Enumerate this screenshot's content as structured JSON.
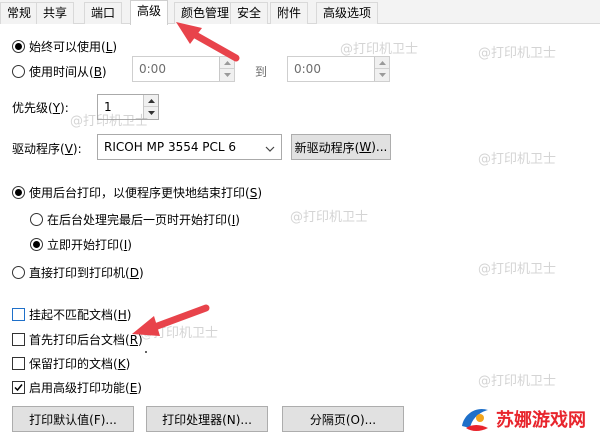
{
  "tabs": [
    {
      "label": "常规"
    },
    {
      "label": "共享"
    },
    {
      "label": "端口"
    },
    {
      "label": "高级"
    },
    {
      "label": "颜色管理"
    },
    {
      "label": "安全"
    },
    {
      "label": "附件"
    },
    {
      "label": "高级选项"
    }
  ],
  "active_tab": "高级",
  "availability": {
    "always_label": "始终可以使用(",
    "always_key": "L",
    "from_label": "使用时间从(",
    "from_key": "B",
    "from_time": "0:00",
    "to_label": "到",
    "to_time": "0:00"
  },
  "priority": {
    "label": "优先级(",
    "key": "Y",
    "value": "1"
  },
  "driver": {
    "label": "驱动程序(",
    "key": "V",
    "selected": "RICOH MP 3554 PCL 6",
    "new_driver_button": "新驱动程序(",
    "new_driver_key": "W"
  },
  "spool": {
    "spool_label": "使用后台打印，以便程序更快地结束打印(",
    "spool_key": "S",
    "after_last_label": "在后台处理完最后一页时开始打印(",
    "after_last_key": "I",
    "immediately_label": "立即开始打印(",
    "immediately_key": "I",
    "direct_label": "直接打印到打印机(",
    "direct_key": "D"
  },
  "options": [
    {
      "label": "挂起不匹配文档(",
      "key": "H",
      "checked": false
    },
    {
      "label": "首先打印后台文档(",
      "key": "R",
      "checked": false
    },
    {
      "label": "保留打印的文档(",
      "key": "K",
      "checked": false
    },
    {
      "label": "启用高级打印功能(",
      "key": "E",
      "checked": true
    }
  ],
  "buttons": {
    "defaults": "打印默认值(F)...",
    "processor": "打印处理器(N)...",
    "separator": "分隔页(O)..."
  },
  "watermark": "@打印机卫士",
  "logo": {
    "text": "苏娜游戏网"
  },
  "colors": {
    "annotation_arrow": "#e8434b",
    "focus_blue": "#1f70c9",
    "logo_red": "#e8242c"
  }
}
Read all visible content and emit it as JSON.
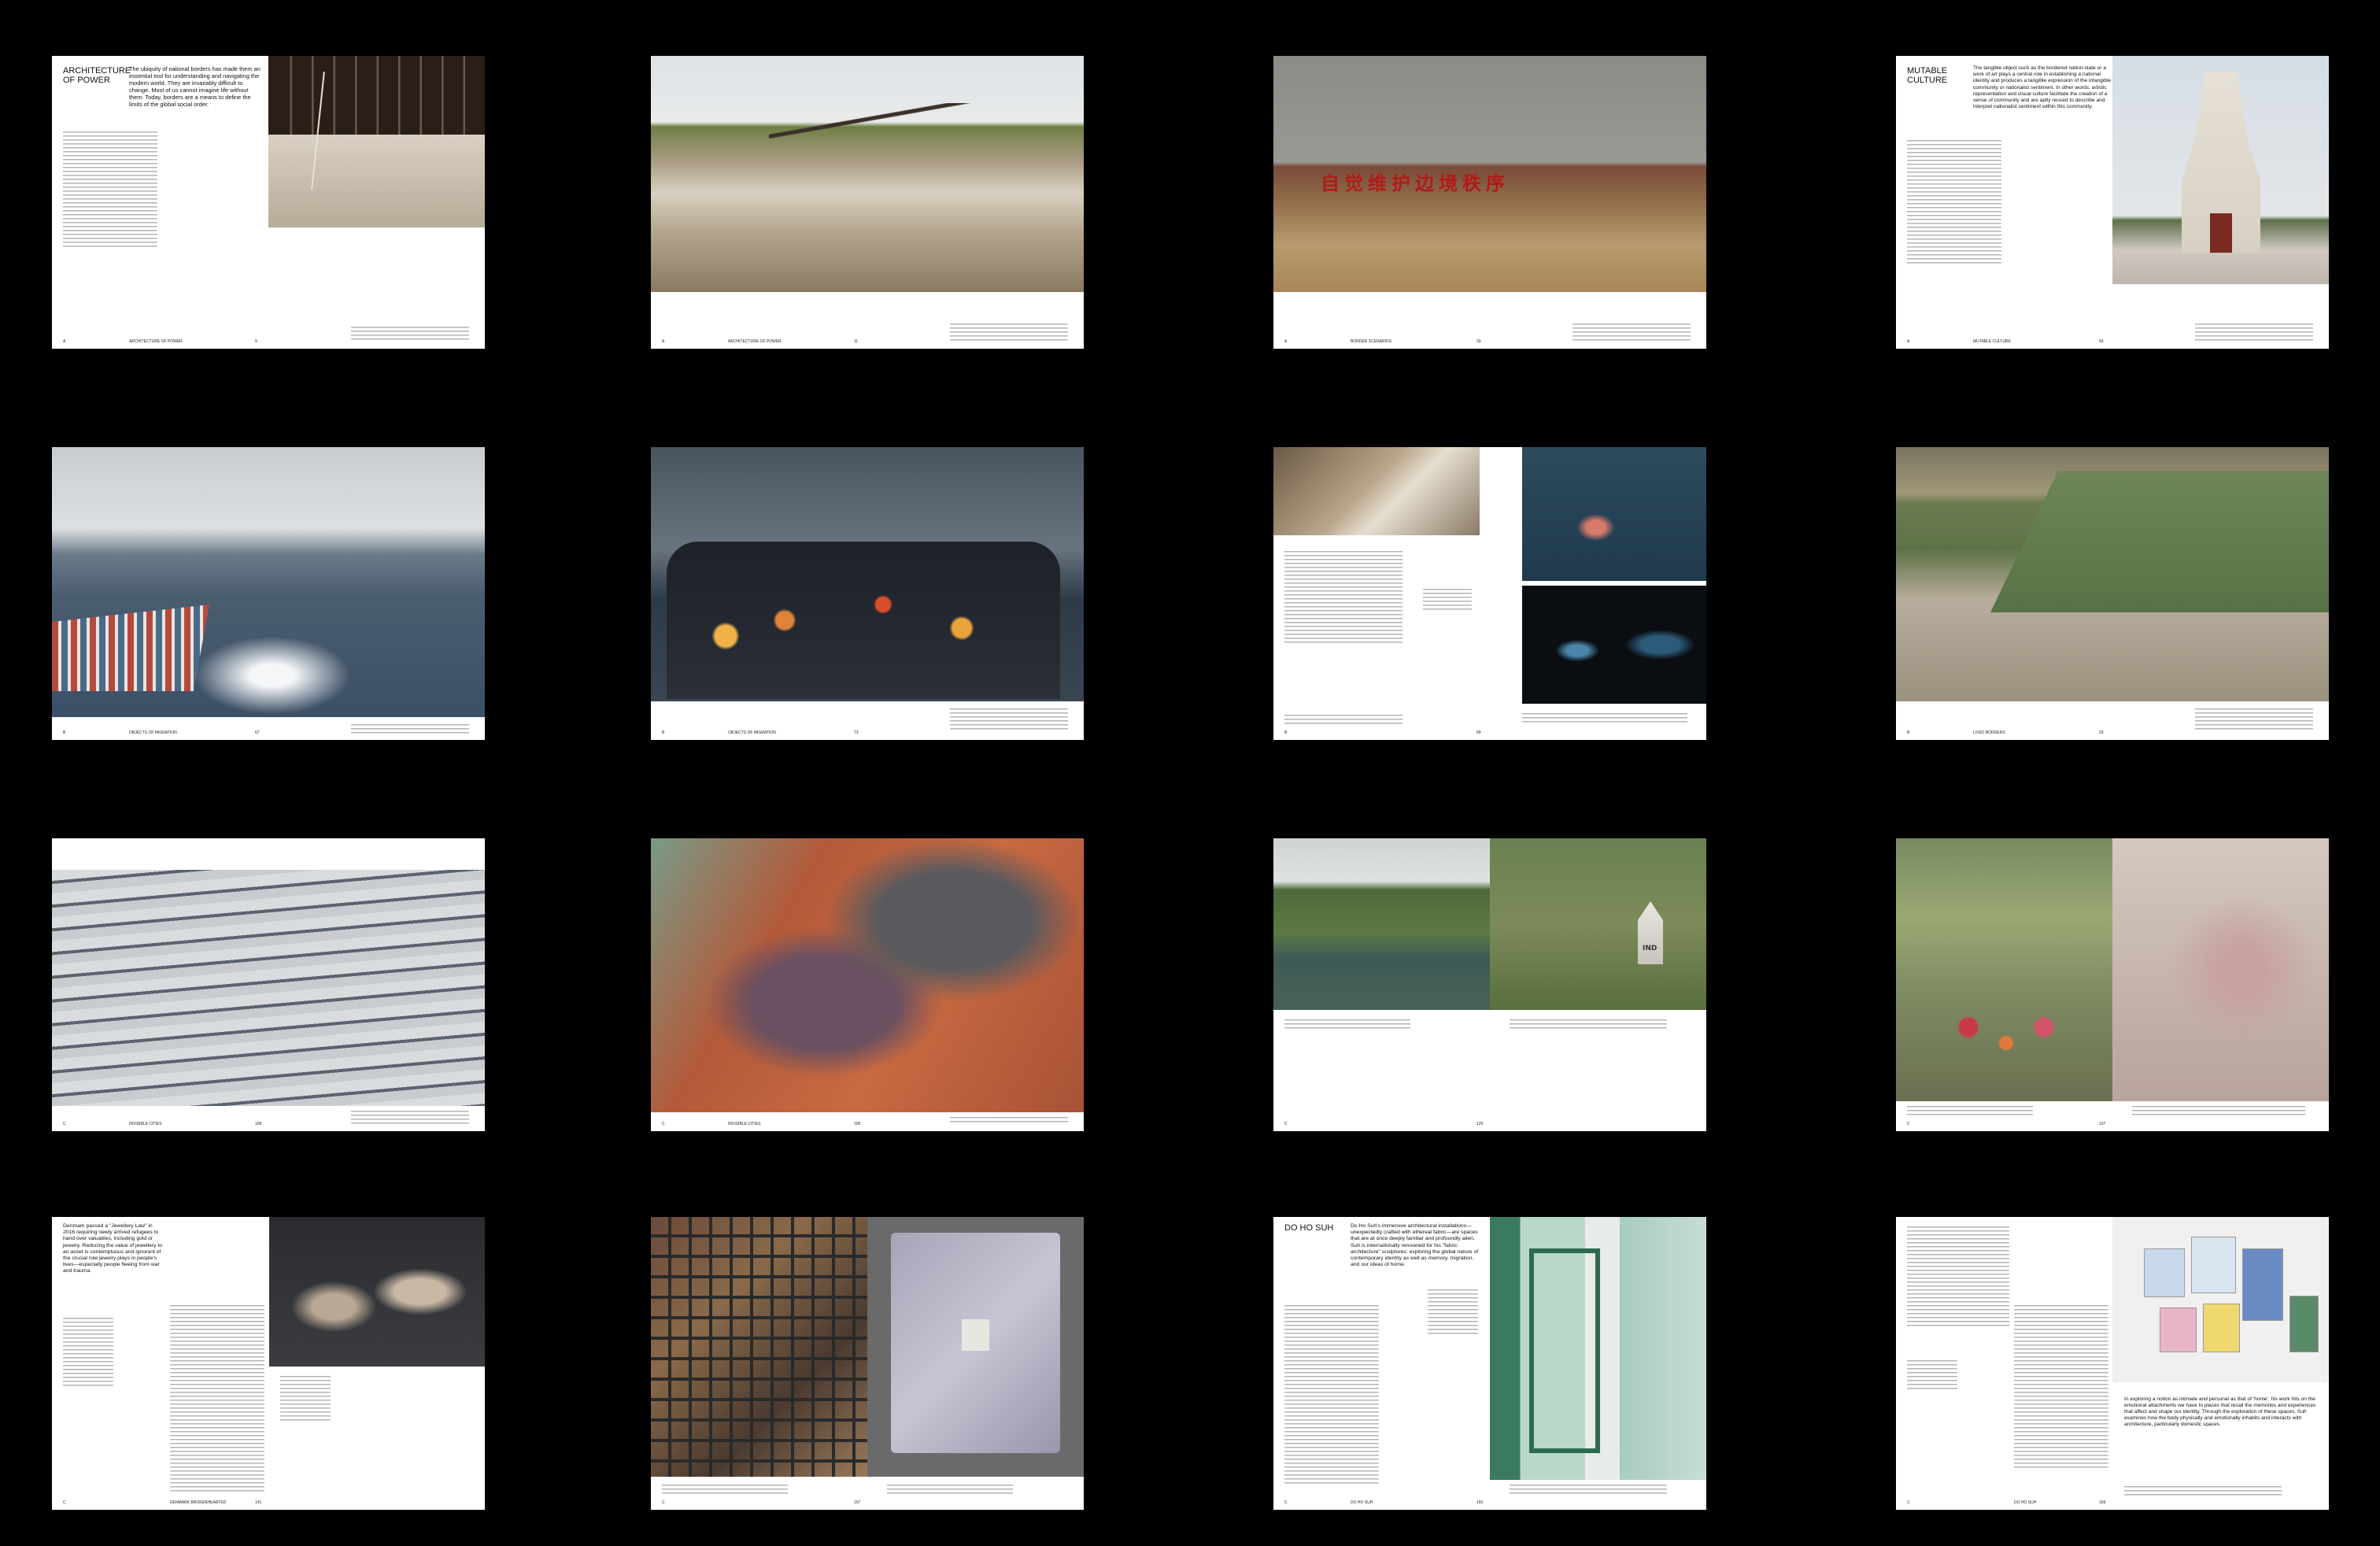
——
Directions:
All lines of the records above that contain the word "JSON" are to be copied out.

Answer box:
Enumerate this screenshot's content as structured JSON.
Read all visible content and emit it as JSON.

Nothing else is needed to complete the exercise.